But shit happens. In the years following my mother’s death I was not an easy person to be around. Many of my relationships suffered or even withered away entirely as a result. Bridges were burned. I didn’t realize at the time that mental illness had become a factor in the equation, and I wasn’t taking care of myself. Some friends were easily dissuaded by my behavior and high-tailed it to safer grounds. Mistakes were made on both sides — I see that now. There were some friends that stuck it out and loved me even when I was almost entirely unlovable, and I was truly grateful. When I started to claw my way out of the darkness, I knew that these people would be in my life forever.

But then, again, shit happens.

You know what’s worse than a break-up? A best-friendship break-up. Man, that shit is ugly. I’ve lost friends before, but never have I been as wounded by the loss of a friend as I was when I broke up with my best friend. It wasn’t like we grew apart or anything — it was a series of wrong moves and then a major blow-out, and just like the end of a relationship, the end of our friendship was long, gritty, and painful. I felt betrayed and confused, especially when I heard from the grapevine that my friend had said things that were untrue and hurtful. I had loved her like a sister, invited her into my home, and gave to her without restraint. In the end, I got burned. The experience made me gun-shy of investing the time to develop new close friendships with other women.

Thank you for your application to be my friend. Unfortunately, we don’t have any available openings at this time.
Thank you for your application to be my friend. Unfortunately, we don’t have any available openings at this time.

The end result wasn’t that different from the aftermath of a relationship break up either. Like a boyfriend/girlfriend that says, “I don’t love you anymore, but let’s stay friends”, so did we for the sake of everything that we had once been to each other. It’s a stilted kind of friendship, one in name only. In terms of adult-like friendships, “friendship in name only” is one of the saddest and most common.

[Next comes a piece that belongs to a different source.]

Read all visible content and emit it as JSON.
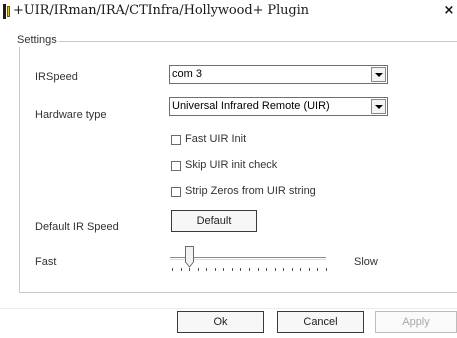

Still, I am very blessed in terms of friendship. Despite having misplaced my trust in the past, I now have an amazing network of friends, here-there-and-all-around, whom I consider family. I appreciate them more, I think, than the friends I had when I was younger. I have experienced enough loss and enough isolation to know how priceless these people are. Perhaps that’s the trade off.  As with many things, as children we took for granted that all life was good, believing as children do, that good must last. Grown-ups know that this isn’t true, but we also recognize that the things that you have worked to achieve have a heightened sense of value compared to those things you are just given.

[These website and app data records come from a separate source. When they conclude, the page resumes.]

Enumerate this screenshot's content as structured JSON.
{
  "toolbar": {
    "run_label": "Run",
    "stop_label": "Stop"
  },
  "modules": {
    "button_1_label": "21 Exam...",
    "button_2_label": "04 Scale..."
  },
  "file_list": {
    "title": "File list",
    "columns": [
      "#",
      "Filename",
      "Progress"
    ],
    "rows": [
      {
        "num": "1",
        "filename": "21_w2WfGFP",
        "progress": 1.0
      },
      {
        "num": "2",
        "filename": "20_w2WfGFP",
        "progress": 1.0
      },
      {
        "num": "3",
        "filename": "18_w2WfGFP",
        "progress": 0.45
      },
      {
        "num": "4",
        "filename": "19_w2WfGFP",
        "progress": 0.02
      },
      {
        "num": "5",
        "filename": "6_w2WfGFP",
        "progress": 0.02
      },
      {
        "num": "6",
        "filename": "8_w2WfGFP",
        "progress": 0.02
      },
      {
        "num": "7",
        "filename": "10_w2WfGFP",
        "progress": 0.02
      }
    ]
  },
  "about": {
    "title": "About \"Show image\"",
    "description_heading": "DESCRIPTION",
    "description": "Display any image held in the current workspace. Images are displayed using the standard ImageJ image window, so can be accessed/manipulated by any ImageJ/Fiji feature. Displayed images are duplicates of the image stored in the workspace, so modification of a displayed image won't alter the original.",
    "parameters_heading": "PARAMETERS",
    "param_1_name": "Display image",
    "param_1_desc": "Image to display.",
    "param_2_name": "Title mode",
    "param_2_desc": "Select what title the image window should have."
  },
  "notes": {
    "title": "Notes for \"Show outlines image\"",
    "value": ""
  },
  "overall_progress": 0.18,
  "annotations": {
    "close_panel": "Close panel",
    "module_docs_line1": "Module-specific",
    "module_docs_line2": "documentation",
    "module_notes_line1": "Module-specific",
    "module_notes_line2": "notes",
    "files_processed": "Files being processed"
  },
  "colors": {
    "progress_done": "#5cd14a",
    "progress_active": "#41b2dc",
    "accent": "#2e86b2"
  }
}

Bottom line: friendship is important. Our mental health and longevity are both heavily affected by the number and quality of our friendships. The friendships we maintain as adults have enormous potential to become positive and life-fulfilling in a way that our youthful pursuits were not. As an adult, your friends take on the quality of family, particularly in a society that sees increasingly farther distances placed between close relations. In that instance, friendships take on a very vital function to provide us with all the same love and support that one’s blood relatives may not provide. These are the friendships that persist without consideration of time and distance — I don’t care if we spoke last five years or five minutes ago, you’re my family and I will love you forever. If you’re lucky, the friendships you formed when you were young will transcend to this level. If you’re really lucky, the friendships you forge as an adult will be cemented along these lines, too. How, you ask? I really can’t say. The planets have to align, the circumstances have to be just right, and even then, I think lot of it is luck.

Turns out friendship really is magic.
Turns out friendship really is magic.